The biggest factor in how a menko performed was the material it was made out of. Probably the most effective menko are the cardboard menko or thick paper stock menko. This material is very dense and stiff and was very effective for slamming. It also made it difficult to be turned over when it was being slammed. When these cards creased they would most always split the surface of the card resulting in a tear. You can typically see these menko in better condition today since they survived the battles much better than the other kind of menko with thin paper stock.
Thin paper stock has cardboard characteristics, but isn't as dense and is flexible. These cards are often creased, but you seldom see a tear in the surface of the menko. Often times, children would glue two menko together to get their slamming menko the right weight. This type of menko is seldom seen in excellent condition because they wore out much quicker and couldn't handle the rigors of battle as easily.

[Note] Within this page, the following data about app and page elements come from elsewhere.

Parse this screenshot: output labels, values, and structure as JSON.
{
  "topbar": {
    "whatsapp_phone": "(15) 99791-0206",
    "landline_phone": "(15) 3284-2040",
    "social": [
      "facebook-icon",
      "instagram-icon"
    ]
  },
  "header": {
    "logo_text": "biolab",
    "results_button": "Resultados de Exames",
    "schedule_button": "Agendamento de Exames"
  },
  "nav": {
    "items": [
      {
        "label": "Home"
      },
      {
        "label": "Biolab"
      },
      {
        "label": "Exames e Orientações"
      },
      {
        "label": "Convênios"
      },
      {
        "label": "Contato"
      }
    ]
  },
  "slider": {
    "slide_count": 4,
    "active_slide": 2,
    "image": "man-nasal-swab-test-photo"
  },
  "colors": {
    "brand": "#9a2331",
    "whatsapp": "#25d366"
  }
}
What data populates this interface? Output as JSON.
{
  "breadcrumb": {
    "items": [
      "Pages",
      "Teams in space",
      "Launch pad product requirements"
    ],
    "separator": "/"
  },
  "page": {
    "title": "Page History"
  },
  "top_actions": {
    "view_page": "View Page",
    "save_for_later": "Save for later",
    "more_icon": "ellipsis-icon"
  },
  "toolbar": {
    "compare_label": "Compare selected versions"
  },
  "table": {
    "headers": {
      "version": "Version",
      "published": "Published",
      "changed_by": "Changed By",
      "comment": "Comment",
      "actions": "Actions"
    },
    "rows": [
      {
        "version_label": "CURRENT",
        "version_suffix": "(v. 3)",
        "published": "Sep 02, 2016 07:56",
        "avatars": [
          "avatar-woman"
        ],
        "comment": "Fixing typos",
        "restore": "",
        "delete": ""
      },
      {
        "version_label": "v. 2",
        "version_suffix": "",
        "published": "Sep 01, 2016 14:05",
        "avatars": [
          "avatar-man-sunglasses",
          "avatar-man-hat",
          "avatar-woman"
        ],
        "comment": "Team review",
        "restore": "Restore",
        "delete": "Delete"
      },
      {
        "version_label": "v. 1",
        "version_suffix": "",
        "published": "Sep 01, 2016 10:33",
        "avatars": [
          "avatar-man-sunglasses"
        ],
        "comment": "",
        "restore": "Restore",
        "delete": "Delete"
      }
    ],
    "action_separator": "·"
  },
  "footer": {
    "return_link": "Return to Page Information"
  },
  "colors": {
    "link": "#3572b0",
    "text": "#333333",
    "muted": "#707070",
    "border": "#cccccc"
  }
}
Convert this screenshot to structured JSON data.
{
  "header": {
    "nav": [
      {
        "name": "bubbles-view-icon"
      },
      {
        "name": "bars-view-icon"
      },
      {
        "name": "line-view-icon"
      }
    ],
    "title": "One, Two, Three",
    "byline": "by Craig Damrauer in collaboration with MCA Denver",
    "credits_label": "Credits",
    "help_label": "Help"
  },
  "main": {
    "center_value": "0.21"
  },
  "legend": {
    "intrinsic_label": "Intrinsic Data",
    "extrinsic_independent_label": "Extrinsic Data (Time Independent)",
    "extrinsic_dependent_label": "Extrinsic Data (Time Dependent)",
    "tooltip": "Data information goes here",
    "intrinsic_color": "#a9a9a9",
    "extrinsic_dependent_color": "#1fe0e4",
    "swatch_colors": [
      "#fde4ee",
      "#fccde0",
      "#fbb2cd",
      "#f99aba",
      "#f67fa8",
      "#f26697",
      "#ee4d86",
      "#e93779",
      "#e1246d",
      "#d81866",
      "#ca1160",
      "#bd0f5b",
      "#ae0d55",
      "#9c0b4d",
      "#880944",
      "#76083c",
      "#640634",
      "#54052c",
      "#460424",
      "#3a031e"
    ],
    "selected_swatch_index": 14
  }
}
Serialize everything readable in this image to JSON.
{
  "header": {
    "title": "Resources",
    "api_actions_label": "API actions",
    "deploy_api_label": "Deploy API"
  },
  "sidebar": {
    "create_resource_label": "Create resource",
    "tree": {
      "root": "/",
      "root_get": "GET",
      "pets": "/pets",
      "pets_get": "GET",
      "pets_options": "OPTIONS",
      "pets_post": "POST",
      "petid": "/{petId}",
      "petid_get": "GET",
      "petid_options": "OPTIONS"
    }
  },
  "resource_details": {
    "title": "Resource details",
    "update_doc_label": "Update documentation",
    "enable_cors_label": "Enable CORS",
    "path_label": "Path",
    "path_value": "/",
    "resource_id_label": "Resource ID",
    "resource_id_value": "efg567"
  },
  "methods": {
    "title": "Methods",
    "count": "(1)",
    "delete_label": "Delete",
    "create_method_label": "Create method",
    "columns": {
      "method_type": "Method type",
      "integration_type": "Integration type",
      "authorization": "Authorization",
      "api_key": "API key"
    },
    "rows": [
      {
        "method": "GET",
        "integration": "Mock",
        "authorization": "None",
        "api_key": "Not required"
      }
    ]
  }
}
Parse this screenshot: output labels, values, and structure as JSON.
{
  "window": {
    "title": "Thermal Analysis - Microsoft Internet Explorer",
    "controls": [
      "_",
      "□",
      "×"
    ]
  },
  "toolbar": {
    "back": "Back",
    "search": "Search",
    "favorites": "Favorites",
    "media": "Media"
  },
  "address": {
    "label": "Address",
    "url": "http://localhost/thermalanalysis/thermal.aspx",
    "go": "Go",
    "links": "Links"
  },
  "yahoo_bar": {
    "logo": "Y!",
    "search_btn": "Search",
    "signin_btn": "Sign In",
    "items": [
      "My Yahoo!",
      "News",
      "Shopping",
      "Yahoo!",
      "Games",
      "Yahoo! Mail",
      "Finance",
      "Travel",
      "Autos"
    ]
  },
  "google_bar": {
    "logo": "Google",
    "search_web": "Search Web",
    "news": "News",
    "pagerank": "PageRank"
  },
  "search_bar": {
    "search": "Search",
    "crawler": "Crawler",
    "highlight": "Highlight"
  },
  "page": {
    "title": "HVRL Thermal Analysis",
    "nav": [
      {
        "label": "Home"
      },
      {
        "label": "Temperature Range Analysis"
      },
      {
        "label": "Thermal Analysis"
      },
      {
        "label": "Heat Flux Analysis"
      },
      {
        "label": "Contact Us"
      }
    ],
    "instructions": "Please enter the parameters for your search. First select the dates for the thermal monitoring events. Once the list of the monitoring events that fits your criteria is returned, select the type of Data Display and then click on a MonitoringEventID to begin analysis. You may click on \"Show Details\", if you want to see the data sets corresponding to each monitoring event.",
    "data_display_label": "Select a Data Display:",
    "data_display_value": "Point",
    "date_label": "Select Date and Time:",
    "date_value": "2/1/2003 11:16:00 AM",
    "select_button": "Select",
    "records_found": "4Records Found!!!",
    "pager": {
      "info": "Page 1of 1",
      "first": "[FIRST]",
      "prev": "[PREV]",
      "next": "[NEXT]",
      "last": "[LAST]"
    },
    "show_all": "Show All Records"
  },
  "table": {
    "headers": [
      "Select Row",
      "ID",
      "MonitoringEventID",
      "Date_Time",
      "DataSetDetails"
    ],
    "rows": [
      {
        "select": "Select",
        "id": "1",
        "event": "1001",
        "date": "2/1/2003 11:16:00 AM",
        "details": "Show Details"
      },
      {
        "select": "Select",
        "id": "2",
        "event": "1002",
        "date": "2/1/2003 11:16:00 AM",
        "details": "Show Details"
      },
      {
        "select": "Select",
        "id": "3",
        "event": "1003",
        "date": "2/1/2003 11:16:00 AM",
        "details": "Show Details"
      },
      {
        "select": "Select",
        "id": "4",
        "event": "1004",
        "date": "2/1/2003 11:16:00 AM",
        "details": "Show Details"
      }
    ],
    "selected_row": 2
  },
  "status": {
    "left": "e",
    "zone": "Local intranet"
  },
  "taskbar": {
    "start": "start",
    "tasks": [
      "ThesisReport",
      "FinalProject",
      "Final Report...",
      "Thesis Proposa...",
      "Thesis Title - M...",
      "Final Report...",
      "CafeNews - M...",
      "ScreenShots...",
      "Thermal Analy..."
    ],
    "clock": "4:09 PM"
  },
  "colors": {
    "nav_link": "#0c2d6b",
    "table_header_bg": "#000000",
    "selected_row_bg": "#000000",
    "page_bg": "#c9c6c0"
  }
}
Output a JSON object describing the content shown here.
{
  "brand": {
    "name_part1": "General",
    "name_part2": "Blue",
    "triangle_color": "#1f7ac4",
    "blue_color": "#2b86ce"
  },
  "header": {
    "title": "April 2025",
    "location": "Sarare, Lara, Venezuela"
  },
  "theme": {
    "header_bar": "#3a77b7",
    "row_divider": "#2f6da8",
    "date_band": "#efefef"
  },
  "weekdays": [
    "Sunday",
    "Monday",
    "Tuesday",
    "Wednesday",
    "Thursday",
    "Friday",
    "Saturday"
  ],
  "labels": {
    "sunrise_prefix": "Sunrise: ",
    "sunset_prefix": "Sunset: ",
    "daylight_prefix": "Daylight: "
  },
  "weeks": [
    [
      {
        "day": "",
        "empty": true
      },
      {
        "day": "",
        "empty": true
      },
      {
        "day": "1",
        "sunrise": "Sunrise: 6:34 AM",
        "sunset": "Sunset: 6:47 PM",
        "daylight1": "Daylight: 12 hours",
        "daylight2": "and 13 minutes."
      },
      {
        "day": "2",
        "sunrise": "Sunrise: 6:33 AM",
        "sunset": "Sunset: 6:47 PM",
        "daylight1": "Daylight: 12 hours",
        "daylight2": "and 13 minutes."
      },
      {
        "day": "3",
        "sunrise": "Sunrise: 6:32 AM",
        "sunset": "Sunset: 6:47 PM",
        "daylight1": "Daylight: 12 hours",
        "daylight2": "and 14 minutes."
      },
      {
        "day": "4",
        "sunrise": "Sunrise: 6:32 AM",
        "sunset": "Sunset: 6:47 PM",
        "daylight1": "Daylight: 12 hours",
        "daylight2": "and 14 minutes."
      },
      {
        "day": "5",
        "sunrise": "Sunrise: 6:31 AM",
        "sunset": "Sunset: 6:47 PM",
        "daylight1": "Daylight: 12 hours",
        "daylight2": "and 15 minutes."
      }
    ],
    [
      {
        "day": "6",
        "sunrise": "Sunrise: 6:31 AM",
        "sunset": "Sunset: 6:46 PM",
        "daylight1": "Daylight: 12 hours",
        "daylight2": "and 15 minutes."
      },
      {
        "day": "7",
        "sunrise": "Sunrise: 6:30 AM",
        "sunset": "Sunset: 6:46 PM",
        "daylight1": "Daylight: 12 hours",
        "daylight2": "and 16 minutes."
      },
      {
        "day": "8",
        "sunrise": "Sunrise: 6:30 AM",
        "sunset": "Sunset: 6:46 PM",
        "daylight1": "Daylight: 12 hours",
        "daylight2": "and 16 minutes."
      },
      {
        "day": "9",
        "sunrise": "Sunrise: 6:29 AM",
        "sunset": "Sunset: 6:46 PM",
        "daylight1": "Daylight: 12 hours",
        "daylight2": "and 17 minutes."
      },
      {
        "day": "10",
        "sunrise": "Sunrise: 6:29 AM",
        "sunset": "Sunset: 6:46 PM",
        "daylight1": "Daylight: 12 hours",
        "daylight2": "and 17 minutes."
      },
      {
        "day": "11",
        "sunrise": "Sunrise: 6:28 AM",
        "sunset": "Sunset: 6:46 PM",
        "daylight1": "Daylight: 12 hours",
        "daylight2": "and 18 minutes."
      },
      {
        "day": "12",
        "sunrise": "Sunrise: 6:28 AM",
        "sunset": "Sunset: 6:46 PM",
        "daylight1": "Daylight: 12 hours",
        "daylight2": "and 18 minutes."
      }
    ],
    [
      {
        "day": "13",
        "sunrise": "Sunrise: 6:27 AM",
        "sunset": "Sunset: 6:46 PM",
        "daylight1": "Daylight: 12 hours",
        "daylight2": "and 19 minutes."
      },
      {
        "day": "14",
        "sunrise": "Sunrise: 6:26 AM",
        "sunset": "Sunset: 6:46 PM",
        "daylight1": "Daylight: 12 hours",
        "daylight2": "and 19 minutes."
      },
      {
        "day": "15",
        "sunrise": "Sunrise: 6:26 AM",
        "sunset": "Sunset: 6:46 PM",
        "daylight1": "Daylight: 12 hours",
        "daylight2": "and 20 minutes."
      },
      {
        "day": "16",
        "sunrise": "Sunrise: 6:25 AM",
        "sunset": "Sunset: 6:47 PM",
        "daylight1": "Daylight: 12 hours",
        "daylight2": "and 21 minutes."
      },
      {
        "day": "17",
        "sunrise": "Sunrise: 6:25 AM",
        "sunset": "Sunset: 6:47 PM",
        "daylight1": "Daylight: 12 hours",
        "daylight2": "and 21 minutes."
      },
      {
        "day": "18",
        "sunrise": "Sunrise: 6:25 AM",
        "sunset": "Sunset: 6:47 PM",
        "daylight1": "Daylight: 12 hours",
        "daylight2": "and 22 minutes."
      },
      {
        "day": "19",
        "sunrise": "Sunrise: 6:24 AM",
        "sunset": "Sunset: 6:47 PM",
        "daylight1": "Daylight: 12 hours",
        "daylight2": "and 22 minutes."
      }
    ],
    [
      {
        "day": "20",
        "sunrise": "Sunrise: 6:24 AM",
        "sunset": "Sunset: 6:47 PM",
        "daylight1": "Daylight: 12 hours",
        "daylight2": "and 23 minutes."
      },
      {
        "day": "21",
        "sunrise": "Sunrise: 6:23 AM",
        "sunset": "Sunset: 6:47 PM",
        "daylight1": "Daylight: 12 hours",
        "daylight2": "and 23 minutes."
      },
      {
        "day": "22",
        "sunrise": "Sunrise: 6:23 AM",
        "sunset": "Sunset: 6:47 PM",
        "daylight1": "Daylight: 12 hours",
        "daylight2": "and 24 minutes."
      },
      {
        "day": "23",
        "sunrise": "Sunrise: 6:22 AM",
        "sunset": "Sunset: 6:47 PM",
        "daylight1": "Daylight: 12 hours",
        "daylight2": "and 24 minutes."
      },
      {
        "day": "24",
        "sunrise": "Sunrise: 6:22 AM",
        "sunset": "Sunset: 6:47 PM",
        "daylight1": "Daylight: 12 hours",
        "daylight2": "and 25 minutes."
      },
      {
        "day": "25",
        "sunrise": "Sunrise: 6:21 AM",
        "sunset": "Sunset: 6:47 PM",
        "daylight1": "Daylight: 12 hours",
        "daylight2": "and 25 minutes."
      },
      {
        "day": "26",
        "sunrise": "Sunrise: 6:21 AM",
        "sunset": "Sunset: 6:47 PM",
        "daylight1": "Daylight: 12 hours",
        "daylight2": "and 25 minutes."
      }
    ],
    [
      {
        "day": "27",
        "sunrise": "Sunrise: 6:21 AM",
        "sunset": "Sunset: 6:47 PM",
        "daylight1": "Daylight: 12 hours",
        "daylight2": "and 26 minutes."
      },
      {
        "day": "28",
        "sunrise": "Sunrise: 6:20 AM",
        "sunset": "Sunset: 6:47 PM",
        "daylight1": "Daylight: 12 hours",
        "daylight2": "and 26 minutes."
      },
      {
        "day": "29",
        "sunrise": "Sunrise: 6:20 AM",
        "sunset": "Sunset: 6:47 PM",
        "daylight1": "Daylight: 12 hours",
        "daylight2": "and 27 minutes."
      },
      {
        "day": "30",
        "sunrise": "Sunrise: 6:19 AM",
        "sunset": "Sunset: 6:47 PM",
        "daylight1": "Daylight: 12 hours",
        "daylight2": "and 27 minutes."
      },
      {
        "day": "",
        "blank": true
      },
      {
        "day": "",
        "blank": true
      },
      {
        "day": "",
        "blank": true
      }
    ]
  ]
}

The third and least common type of menko material resembles postcard material. It was made of paper and was thin and creased easily. However, cards that are made from this material aren't your typical menko and in fact, one could argue that these weren't menko at all. Sets made of this material didn't have Gu-Choki-Pa or Fighting Numbers. They are more along the lines of you typical trading card of today.